Each of the chapters is titled with the name of a bird, rather than a number. Some of these connections are explicitly made – with the poor burrowing owls near the beginning, for instance, but others seem pretty tenuous – a brief mention of no real narrative use to the particular chapter. The lake level’s elevation is also noted prominently, although it’s hard to connect with these numbers (4204′ to 4211′ is the range). I suppose that’s meant to quantify the mounting sense of crisis, but from my perspective, it’s hard to tell what real difference 4206 has over 4205. Much more effective are her thoughtfully constructed anecdotes of what the lake does as it swamps the wildlife refuge: stories of people in nature having personal realizations about the world. It is in those moments of insight that the book is at its strongest.
Williams is a feminist and a Mormon. If you think that’s an oxymoron, you should realize she sees herself as culturally Mormon, but not a fundamentalist or a bright-eyed zealot. She was raised in Utah (and, as it turns out, is a Romney descendant – a cousin of the former presidential candidate). And her tough mother, the most intriguing character in the book, models independent thought for her children. Williams thinks for herself, and this allows her to both explore her connection with the natural world and the fact that she is a person in her own right, capable of embracing parts of Mormon culture, and leaving other ideas aside as invalid, destined only for the dustbin of history.
Some of my favorite moments and bits: Staring up at the stars, she quotes a friend who says “City lights are a conspiracy against higher thought.” That rang true for me – it’s a profound thing to stare out into the night sky, to ponder the age of the stars. Seeing the stars again at night is one of the huge benefits I’ve realized from my move a year and a half ago from DC to the Fort Valley. I look up at night and receive photons on my retina – photons that have just expired inside my eyeball after traipsing across the universe for billions of years. It’s an astonishing thing, which brings out in me a sense of my own insignificance in the grand scheme of things. I find that liberating, though others find their unimportance terrifying. Some see God in those vast reaches, others a total absence of anything godlike. Either way: Wow.
Here’s another moment where Terry Tempest Williams taps into a universal truth (p. 160):

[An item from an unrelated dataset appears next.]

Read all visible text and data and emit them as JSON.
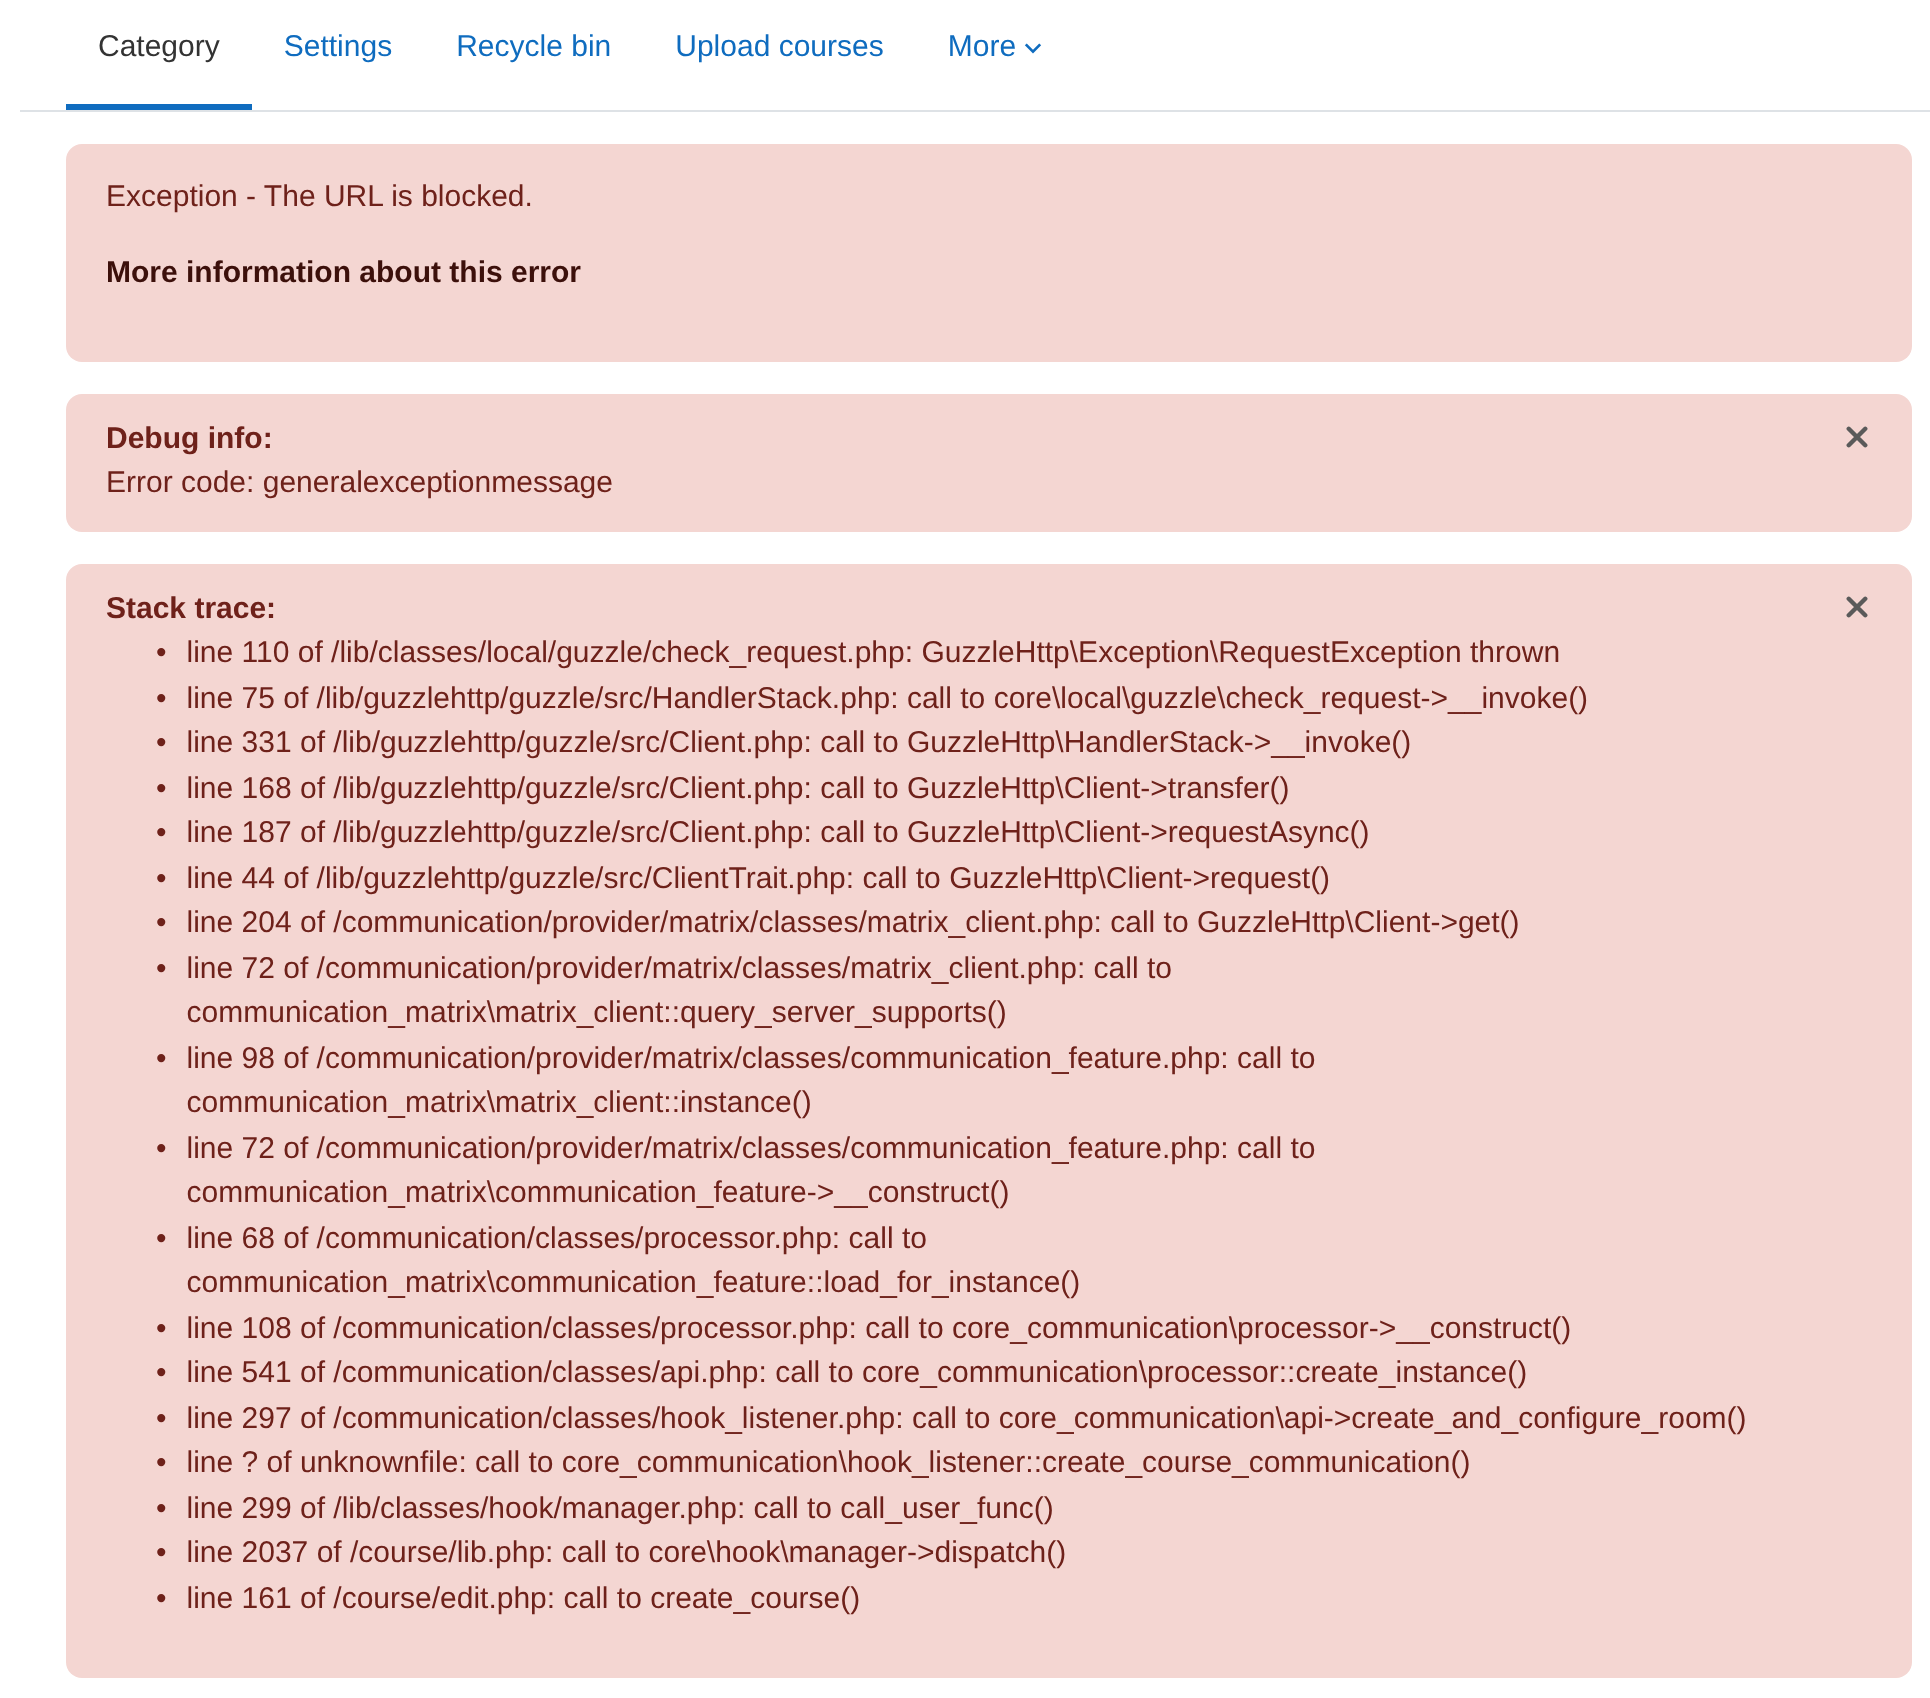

Peeling an orange is a good thing to do in the mountains. It slows you down. You bite into the tart rind, pull it back with your teeth and then let your fingers undress the citrus. Nothing else exists beyond or before this task. The naked fruit is in your hands waiting for the sections to be separated. Halves. Quarters. And then the delicacy of breaking the orange down to its smallest smile.
Isn’t that beautiful? Isn’t that true? Boy, if a writer gives me a few transcendent moments like that in the course of a book, they’ve got my attention all the way through.
Terry Tempest Williams reminds me of one of my favorite authors, Edward Abbey. But where Abbey is rough, Williams is smooth. Where Abbey is cantankerous, Williams is considerate. Both relish life amid the wonder of the desert. Both celebrated Utah’s wild places. And both seem to tap into the same vein of natural philosophy (in the modern sense of the phrase). While there are topics that each write about that don’t speak to me, the visceral authenticity of key passages will keep me reading, looking for more.
I was impressed with Refuge, and I know I’ll be adding the rest of Williams’ canon to my list of books to read.